The Armenian Monastic Ensembles of Iran includes the ancient monasteries of St Thaddeus and St Stepanos and the Chapel of Dzordzor. The Kelisa Darre Sham (Church of St. Stephanos) is situated near the city of Jolfa near the Azerbaijan border. Set in dramatic mountain scenery, this church and working monastery was founded by the Armenian King Ashot in the 9th century though it is said that a church occupied this site as early as the first century AD. Its oldest parts date back to the 14th century with the main building having been rebuilt in the late 16th century after being destroyed by an earthquake. The church is built in the style of Armenian or Georgian architecture with a bell tower and a cylindrical tower with a conical roof though archways featuring stalactite work are reminiscent of Persian mosque architecture. The exquisitely preserved exterior reliefs feature religious imagery such as angels and Armenian crosses.

The Qar-e Kelisa (The Black Church), also known as the Church of St. Thaddaeus is situated in foothills near the city of Siyah Cheshme.

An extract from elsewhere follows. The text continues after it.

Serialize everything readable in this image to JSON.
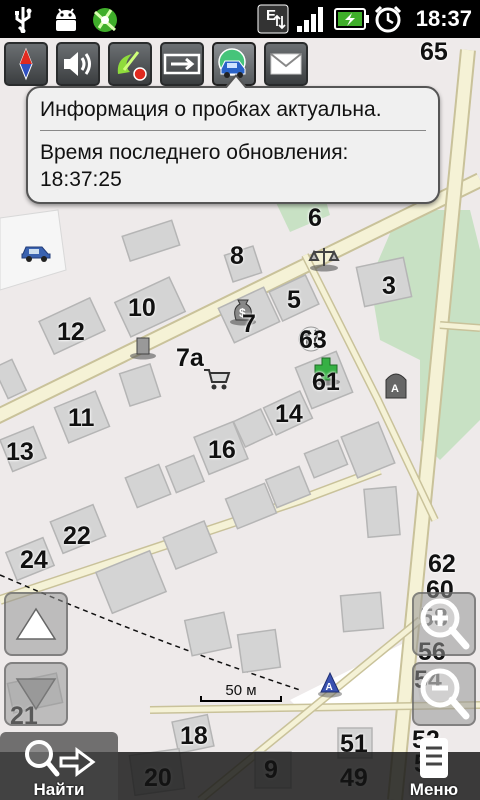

It is said that the disciple Thaddaeus (also known as Jude) was allowed to preach in the Armenian city of Edessa after healing the local king. The city of Edessa became the first Christian city and a church was constructed in 68 A.D. – only the second ever in the short history of Christianity. The dark stone domed sanctuary from which the church gets its name dates back to the 10th or 11th century while the main body of the church is a pale sandstone construction. This larger section, consisting of a 12-sided drum supporting a tent dome, was rebuilt after the church was damaged by an earthquake in 1319. Further additions were made in the 19th century. Reliefs typical of early Armenian churches decorate the outer walls. Some depict religious imagery such as effigies of saints and angels while others show battle scenes, hunting scenes and floral, geometric and arabesque patterns. The inscription over the entrance gate reads “Abbas Mirza” the name of the general sent to the region by Fath Ali Shah to fight the Russians. Today, the church is a working convent and still attracts Armenian Christian pilgrims from all over Iran. It  was designated a UNESCO World Heritage site in 2008.